Items from a data source
+ + + + +

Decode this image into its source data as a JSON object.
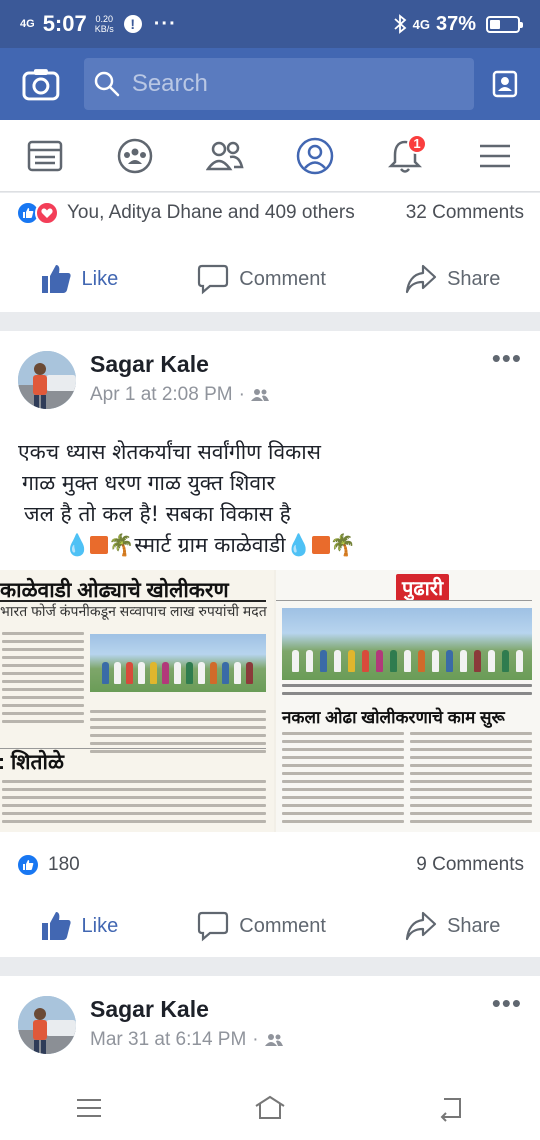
{
  "status_bar": {
    "network": "4G",
    "time": "5:07",
    "speed_value": "0.20",
    "speed_unit": "KB/s",
    "alert": "!",
    "more": "···",
    "signal": "4G",
    "battery": "37%",
    "battery_level": 0.37
  },
  "top_bar": {
    "search_placeholder": "Search"
  },
  "nav": {
    "notifications_badge": "1"
  },
  "post1": {
    "reactions_text": "You, Aditya Dhane and 409 others",
    "comments_text": "32 Comments",
    "like_label": "Like",
    "comment_label": "Comment",
    "share_label": "Share"
  },
  "post2": {
    "author": "Sagar Kale",
    "timestamp": "Apr 1 at 2:08 PM",
    "meta_sep": "·",
    "text_line1": "एकच ध्यास शेतकर्यांचा सर्वांगीण विकास",
    "text_line2": "गाळ मुक्त धरण गाळ युक्त शिवार",
    "text_line3": "जल है तो कल है! सबका विकास है",
    "text_line4": "स्मार्ट ग्राम काळेवाडी",
    "news_left_headline": "काळेवाडी ओढ्याचे खोलीकरण",
    "news_left_subhead": "भारत फोर्ज कंपनीकडून सव्वापाच लाख रुपयांची मदत",
    "news_left_side_head": ": शितोळे",
    "news_right_logo": "पुढारी",
    "news_right_headline": "नकला ओढा खोलीकरणाचे काम सुरू",
    "likes_count": "180",
    "comments_text": "9 Comments",
    "like_label": "Like",
    "comment_label": "Comment",
    "share_label": "Share"
  },
  "post3": {
    "author": "Sagar Kale",
    "timestamp": "Mar 31 at 6:14 PM",
    "meta_sep": "·"
  },
  "colors": {
    "brand": "#4267b2",
    "status_bar": "#3b5998",
    "like_blue": "#1877f2",
    "love_red": "#f33e58",
    "badge_red": "#fa3e3e"
  }
}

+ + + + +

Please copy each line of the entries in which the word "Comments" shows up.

▸ Response below
    "comments_text": "32 Comments",
    "comments_text": "9 Comments",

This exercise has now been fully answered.